The causative fault(s) lack any surface expression and thus are not included on the interactive USGS Quaternary fault map of Colorado-New Mexico. Nonetheless, the past day’s events and those of a swarm in 2001 are consistent with a north-northeast trending fault system, congruent with east-west extension responsible for forming the Rio Grande Rift.
Michael Conway (23 August 2011)
Earthscope’s mission is to explore the structure and evolution of the North American continent. Their chief tool is the portable array of 400 seismometers, USArray, rolling across the country from west to east. The first footprint was established in 2007 in the western-most U.S. Since then the stations have rolled on and are now deployed from Texas and North Dakota in the west to Alabama and Wisconsin in the east.
Data from USArray fuels models of the structure, i.e., fault distribution and geometry, of the Earth’s crust. If that seems a bit esoteric, those data provide insight into seismic, volcanic and landslide hazards in the continental U.S. This type of large-scale science research has the potential to benefit us all directly or indirectly for generations.
Check out this really fascinating animation of USArray capture of seismic wave propagation from an M 6.0 earthquake near Wells, Nevada on 21 February 2008 (animation).
Background. From the USArray website, “Each of the Transportable Array stations consists of a three-component broadband seismometer with associated signal processing, power, and communications equipment. In the early phase of the experiment, significant effort was devoted to the design of the temporary vaults to house the instruments, which resulted in a configuration that provides both high-quality data and a data return of greater than 90%.”
Michael Conway (21 August 2011)
The Quake Catcher Network (QCN) is hard at work in the San Francisco Bay area recruiting citizen scientists, deploying low-cost strong motion seismometers, and capturing earthquake data. From QCN website, “The Quake-Catcher Network is a collaborative initiative for developing the world’s largest, low-cost strong-motion seismic network by utilizing sensors in and attached to internet-connected computers.”

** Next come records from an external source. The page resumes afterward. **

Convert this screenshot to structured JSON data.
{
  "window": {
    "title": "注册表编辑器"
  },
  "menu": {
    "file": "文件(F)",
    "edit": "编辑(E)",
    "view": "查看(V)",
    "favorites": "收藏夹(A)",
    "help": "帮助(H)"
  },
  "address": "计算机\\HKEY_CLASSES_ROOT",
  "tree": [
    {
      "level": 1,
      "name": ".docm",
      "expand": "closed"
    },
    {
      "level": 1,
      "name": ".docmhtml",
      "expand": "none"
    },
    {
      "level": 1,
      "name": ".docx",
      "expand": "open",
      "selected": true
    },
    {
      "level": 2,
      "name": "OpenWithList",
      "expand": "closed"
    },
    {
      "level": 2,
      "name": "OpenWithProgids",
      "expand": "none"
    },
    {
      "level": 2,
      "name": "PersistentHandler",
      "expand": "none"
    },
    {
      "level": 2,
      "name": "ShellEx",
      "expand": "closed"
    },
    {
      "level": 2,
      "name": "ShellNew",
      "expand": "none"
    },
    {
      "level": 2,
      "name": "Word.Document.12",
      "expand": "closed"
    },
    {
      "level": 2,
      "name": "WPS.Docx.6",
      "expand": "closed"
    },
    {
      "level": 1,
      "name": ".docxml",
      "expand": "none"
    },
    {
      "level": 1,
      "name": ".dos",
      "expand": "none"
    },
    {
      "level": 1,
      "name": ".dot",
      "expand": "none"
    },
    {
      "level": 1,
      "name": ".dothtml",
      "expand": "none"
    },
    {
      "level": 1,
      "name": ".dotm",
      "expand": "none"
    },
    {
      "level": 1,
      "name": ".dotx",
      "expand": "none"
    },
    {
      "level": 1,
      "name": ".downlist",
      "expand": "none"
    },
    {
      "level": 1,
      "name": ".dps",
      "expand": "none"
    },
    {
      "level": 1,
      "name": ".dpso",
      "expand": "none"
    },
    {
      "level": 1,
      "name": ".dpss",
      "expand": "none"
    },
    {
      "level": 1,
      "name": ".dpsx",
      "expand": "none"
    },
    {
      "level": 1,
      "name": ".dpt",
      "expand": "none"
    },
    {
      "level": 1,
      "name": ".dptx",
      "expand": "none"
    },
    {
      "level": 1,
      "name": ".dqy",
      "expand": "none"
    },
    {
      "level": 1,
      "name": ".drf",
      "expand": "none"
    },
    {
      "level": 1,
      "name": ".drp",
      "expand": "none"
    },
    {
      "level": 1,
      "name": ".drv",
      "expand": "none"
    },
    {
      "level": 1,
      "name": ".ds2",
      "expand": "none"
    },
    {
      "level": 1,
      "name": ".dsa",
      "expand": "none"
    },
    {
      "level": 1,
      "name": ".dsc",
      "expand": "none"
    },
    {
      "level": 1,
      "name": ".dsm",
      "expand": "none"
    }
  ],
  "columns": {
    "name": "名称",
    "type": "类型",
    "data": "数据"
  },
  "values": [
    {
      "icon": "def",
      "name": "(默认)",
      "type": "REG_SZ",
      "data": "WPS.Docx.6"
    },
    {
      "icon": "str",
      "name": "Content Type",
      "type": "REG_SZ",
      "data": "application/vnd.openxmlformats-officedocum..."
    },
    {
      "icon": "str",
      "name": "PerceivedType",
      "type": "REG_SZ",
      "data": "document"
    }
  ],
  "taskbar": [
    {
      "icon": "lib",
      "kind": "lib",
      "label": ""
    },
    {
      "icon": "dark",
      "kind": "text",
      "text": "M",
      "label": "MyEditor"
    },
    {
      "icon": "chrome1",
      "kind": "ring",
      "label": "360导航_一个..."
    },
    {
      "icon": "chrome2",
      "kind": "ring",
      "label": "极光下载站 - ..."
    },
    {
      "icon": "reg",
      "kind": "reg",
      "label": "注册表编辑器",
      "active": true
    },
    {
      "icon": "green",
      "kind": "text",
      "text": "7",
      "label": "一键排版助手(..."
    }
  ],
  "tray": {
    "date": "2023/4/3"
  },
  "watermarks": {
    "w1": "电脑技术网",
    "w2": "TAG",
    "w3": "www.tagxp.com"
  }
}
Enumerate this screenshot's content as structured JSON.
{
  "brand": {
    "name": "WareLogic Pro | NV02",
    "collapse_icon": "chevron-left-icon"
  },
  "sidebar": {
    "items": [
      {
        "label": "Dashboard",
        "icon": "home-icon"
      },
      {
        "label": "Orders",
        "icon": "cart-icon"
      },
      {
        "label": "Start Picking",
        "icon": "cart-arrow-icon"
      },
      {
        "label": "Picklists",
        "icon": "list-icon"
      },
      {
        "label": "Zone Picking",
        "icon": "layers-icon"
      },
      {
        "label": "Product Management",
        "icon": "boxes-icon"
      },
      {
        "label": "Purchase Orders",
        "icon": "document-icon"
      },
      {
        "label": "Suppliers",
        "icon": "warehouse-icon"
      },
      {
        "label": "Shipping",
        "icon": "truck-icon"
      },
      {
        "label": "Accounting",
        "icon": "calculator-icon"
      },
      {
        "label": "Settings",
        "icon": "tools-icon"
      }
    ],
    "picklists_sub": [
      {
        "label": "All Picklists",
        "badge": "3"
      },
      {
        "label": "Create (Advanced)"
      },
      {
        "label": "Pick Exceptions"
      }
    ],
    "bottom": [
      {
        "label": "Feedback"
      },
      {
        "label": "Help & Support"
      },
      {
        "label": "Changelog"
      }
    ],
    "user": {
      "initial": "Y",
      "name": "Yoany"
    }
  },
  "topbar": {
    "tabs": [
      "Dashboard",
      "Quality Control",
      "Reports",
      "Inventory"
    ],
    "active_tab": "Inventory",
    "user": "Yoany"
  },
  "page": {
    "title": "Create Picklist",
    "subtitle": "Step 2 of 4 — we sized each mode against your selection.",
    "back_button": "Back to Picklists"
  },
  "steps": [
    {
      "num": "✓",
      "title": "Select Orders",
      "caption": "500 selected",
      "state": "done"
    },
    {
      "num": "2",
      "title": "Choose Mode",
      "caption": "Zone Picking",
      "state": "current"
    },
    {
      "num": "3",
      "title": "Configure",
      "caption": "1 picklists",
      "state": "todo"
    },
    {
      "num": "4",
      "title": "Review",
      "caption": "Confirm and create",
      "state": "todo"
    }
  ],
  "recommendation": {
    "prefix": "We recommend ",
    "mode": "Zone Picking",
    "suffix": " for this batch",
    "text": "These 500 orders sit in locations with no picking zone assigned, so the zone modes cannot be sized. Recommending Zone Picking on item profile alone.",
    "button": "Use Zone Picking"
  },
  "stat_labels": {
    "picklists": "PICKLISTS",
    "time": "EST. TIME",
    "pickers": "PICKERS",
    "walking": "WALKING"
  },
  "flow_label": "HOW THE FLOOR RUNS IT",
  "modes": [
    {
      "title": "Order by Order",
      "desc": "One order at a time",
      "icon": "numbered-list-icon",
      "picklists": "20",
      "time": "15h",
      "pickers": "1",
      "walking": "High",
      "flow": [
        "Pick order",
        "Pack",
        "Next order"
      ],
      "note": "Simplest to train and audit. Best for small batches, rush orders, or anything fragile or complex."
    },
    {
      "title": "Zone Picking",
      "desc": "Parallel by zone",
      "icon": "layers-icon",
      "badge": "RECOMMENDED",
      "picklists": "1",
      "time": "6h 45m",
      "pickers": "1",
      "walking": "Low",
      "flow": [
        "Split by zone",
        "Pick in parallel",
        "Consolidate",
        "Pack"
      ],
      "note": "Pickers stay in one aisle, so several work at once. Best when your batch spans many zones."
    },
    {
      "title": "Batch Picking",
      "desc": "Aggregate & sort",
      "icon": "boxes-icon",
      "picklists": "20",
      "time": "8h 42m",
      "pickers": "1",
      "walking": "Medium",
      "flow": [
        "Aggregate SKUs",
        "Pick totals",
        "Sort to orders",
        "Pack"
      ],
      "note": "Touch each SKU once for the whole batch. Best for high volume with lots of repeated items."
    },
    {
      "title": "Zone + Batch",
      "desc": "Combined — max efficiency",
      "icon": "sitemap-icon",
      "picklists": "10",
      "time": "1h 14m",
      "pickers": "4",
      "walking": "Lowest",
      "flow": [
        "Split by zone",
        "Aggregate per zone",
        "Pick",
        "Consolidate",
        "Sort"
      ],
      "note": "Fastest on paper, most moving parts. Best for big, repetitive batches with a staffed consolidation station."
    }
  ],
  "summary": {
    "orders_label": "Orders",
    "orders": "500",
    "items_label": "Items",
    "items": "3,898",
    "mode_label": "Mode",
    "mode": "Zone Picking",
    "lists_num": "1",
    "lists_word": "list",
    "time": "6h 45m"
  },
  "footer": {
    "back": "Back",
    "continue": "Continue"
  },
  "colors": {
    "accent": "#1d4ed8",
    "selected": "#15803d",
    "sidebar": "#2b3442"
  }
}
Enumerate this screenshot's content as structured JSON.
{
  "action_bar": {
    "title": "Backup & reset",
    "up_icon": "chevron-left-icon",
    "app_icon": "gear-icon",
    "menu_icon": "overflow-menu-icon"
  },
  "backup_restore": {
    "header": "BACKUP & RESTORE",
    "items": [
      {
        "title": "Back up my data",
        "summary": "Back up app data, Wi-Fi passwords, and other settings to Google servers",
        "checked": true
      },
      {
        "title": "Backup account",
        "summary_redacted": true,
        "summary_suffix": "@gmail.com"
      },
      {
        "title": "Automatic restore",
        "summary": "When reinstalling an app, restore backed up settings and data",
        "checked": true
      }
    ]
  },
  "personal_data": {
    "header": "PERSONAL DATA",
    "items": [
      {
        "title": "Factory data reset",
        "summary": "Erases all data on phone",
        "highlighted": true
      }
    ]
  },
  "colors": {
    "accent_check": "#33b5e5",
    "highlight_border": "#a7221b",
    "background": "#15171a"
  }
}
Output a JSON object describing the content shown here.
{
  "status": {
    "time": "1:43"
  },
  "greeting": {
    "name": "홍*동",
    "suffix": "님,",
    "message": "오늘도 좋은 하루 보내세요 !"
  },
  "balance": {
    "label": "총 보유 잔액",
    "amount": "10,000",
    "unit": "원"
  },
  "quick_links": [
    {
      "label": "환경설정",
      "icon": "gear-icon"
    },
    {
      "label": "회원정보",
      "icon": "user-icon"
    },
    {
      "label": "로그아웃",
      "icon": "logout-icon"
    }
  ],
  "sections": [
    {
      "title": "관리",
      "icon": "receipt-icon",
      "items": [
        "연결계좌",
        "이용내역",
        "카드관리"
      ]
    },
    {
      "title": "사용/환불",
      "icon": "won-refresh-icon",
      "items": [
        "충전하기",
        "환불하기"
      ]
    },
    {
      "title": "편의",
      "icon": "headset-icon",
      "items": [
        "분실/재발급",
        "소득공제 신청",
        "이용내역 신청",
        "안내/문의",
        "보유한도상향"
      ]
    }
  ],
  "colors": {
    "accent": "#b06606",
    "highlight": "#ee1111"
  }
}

And as part of their program, they focus on recruiting schools and thereby getting teachers and students involved. Currently, the program is piloting in parts of western and central U.S. — California, Oregon, Washington, the Wasatch fault in Utah, and the New Madrid fault zone of Missouri – where the probability of large-magnitude earthquakes are greatest.
Sounds like a truly excellent program. Their sponsors include NSF, IRIS, Southern California Earthquake Center, O-NAVI, and United Parcel Service (UPS)
Check them out at Quake Catcher Network.
FEMA training in Somerton, AZ, today focused on ATC-20; evaluating building safety/integrity following an earthquake. Chiefly we reviewed the ATC-20 form and engaged in discussion on how to recognize building type – i.e., material (wood, steel, concrete, unreinforced masonry) — and how to recognize potential structural and non-structural hazards. We were then presented with a suite of slides of damaged buildings and using the ATC-20 posting system — green – inspected and safe for occupation; yellow – safe for limited entry; red – unsafe, no egress – made selections based on ATC-20 criteria regarding building safety.
Mike Griffin also introduced the electronic version of Rapid Observation of Vulnerability and Estimation of Risk (ROVER), which uses Windows mobile smartphone to gather and transfer data. The open source software remains in development stage but FEMA plans to release it later in 2011.
Mike Conway (11 August 2011)